■ Material for this task ■

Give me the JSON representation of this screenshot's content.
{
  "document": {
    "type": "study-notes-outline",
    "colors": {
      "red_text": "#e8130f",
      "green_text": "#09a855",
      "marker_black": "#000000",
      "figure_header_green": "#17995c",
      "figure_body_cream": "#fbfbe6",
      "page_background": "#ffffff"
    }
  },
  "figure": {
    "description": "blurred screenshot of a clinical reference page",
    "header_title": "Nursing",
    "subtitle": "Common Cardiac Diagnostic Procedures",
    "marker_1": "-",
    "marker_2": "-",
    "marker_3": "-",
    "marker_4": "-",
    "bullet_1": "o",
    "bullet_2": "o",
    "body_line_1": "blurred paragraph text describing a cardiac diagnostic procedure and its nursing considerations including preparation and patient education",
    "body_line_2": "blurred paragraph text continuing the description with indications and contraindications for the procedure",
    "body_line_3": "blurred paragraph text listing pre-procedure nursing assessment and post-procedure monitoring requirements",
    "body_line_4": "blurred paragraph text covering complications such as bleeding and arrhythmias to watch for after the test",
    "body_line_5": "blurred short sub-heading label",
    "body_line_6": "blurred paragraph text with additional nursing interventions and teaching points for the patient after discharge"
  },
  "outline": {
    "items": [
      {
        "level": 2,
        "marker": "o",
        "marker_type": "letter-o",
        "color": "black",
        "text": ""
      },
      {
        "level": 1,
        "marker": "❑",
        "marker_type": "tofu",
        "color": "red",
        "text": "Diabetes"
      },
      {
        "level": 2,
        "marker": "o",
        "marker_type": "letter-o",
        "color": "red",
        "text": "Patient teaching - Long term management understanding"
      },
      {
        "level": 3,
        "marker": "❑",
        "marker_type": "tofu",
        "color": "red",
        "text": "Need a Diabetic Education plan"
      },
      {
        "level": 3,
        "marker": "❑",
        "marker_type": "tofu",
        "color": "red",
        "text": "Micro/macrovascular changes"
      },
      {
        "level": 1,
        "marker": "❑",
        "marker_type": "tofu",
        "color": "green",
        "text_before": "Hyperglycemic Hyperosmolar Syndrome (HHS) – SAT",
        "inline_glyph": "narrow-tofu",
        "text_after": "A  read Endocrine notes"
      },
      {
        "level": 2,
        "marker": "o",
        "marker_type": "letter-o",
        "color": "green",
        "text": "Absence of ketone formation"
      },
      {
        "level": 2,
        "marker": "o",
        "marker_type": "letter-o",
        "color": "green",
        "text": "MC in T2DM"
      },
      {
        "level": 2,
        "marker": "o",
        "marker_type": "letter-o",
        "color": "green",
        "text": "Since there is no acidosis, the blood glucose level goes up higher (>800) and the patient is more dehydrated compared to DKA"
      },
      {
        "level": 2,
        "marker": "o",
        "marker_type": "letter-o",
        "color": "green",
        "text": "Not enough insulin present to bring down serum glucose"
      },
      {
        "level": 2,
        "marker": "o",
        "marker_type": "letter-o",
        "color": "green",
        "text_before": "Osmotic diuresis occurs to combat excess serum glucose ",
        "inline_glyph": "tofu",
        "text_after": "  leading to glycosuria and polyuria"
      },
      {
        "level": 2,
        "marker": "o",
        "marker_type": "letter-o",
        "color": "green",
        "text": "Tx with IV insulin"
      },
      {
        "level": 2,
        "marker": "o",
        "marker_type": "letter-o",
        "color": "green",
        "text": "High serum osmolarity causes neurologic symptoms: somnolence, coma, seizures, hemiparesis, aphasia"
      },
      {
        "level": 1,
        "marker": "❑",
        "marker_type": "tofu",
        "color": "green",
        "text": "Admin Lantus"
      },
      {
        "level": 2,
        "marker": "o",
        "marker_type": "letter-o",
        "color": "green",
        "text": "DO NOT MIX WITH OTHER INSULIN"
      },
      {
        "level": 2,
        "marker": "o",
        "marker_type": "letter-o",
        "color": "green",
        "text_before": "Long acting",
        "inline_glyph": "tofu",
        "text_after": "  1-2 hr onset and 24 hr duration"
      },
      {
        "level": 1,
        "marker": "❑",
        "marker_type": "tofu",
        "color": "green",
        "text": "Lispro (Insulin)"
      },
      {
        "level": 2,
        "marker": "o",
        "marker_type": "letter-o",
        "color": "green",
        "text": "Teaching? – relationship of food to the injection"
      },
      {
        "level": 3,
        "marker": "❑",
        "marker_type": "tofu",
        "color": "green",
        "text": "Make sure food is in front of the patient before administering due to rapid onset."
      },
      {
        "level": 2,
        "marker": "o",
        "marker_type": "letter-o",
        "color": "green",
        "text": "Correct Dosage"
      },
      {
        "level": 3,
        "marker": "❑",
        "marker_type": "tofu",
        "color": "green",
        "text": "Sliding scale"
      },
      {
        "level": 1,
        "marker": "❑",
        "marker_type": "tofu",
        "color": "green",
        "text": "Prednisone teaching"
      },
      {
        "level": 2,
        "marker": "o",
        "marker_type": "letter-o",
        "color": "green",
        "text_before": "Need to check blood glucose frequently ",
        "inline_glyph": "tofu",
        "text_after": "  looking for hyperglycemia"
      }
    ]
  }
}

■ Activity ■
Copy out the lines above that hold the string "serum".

■ Written solution ■
        "text": "Not enough insulin present to bring down serum glucose"
        "text_before": "Osmotic diuresis occurs to combat excess serum glucose ",
        "text": "High serum osmolarity causes neurologic symptoms: somnolence, coma, seizures, hemiparesis, aphasia"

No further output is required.